Then I remembered that at my last company, the full-stack engineers used this thing called Ant Design. I checked it out and woah. Much pretty, such wow. It has more stars on GitHub than Material UI, and has better fit and finish than Material UI (the UI framework I used for Traveltile). Better yet, it natively supports data visualizations, and also supports a dashboard view with clear Unicode support (Mandarin characters throughout). It's all MIT licensed. So I'm going to use that, instead. Seriously, I don't think I'm going to switch again, or I'll just have analysis paralysis.
Names are hard. I was trying to create the “optimal” “Sign Up” screen, when I remembered a blog post by @patio11 on falsehoods programmers believe about names. I want to avoid this because I know of its existence already, so took a look at what Stripe does for its signup screen. It just has “Full Name”. I'm guessing it's because a straight-up Unicode bytestring is the only commonality between names all over. I think it's fine if the user's name is only for display purposes. There are better ways to uniquely identify users within a database anyways.

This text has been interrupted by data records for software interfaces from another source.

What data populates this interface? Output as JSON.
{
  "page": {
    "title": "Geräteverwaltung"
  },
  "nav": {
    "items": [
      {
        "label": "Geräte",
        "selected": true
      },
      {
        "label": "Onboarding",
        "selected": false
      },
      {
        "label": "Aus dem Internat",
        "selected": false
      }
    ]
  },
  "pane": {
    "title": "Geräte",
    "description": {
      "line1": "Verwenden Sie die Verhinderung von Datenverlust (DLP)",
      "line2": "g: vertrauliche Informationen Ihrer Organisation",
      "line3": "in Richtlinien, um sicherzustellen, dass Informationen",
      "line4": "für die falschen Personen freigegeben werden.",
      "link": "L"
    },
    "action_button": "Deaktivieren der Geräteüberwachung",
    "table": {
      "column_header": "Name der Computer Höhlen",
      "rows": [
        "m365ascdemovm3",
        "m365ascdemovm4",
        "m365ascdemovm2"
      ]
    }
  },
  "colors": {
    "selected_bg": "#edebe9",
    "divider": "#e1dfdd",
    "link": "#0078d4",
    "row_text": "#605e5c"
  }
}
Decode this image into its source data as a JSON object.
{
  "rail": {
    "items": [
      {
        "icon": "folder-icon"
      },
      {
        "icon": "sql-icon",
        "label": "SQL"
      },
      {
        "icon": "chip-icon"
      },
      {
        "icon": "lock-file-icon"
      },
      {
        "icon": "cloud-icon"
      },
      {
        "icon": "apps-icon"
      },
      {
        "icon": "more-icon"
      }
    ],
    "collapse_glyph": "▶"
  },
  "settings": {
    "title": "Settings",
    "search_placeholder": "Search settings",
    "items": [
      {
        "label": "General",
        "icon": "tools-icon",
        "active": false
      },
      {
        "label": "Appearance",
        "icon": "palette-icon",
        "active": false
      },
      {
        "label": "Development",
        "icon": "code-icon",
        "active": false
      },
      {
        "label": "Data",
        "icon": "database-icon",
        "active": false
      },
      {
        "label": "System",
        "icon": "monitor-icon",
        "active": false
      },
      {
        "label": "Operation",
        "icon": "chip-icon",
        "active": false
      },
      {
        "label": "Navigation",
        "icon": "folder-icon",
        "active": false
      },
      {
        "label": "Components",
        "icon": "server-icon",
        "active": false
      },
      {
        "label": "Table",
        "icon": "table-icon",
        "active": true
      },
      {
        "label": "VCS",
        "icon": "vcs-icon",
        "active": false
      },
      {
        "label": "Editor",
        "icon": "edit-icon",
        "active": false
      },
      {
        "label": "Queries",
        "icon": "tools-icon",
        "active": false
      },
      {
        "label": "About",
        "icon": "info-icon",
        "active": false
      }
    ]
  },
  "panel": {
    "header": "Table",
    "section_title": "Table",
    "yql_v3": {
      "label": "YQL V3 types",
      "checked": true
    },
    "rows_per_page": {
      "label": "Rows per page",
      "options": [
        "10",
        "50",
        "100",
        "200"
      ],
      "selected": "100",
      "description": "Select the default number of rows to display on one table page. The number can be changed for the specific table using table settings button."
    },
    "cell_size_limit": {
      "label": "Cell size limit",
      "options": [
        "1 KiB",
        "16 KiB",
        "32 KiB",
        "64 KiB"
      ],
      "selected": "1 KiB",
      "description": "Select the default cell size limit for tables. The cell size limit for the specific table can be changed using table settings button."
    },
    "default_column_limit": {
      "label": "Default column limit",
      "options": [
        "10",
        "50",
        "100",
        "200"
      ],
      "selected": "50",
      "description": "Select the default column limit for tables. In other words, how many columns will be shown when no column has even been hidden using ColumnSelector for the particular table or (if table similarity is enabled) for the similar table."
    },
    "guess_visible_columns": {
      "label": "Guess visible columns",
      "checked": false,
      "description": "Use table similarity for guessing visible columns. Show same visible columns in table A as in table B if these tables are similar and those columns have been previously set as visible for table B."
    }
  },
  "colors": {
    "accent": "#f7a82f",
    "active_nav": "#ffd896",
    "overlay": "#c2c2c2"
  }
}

Time is hard. From @patio11's blog post, I also remembered another blog post about falsehoods people believe about time. I'll have to keep in mind that all time in the database should be normalized to UTC+0, and offsets recorded on some granular (maybe per-second if overflow isn't an issue) basis.
Keep SaaS best practices in mind. Mostly 12-factor app, maybe other stuff. I think this fits in with a lot of best practices I keep in mind and execute on already.
I think this wasted time should be tamped down with the discovery of Ant Design Landing. I should be able to put together some components later that fits in well with the theming of the UI components.
(For Bytes by Ying and TinyDevCRM subscribers, despite what I had mentioned in my newsletters, I decided not to push notifications via MailChimp. Most of these updates are pretty boring, and I don't want to bore people with this or that. I've decided to just post these on Hacker News instead and inform people of release notes after the product has launched and is usable.)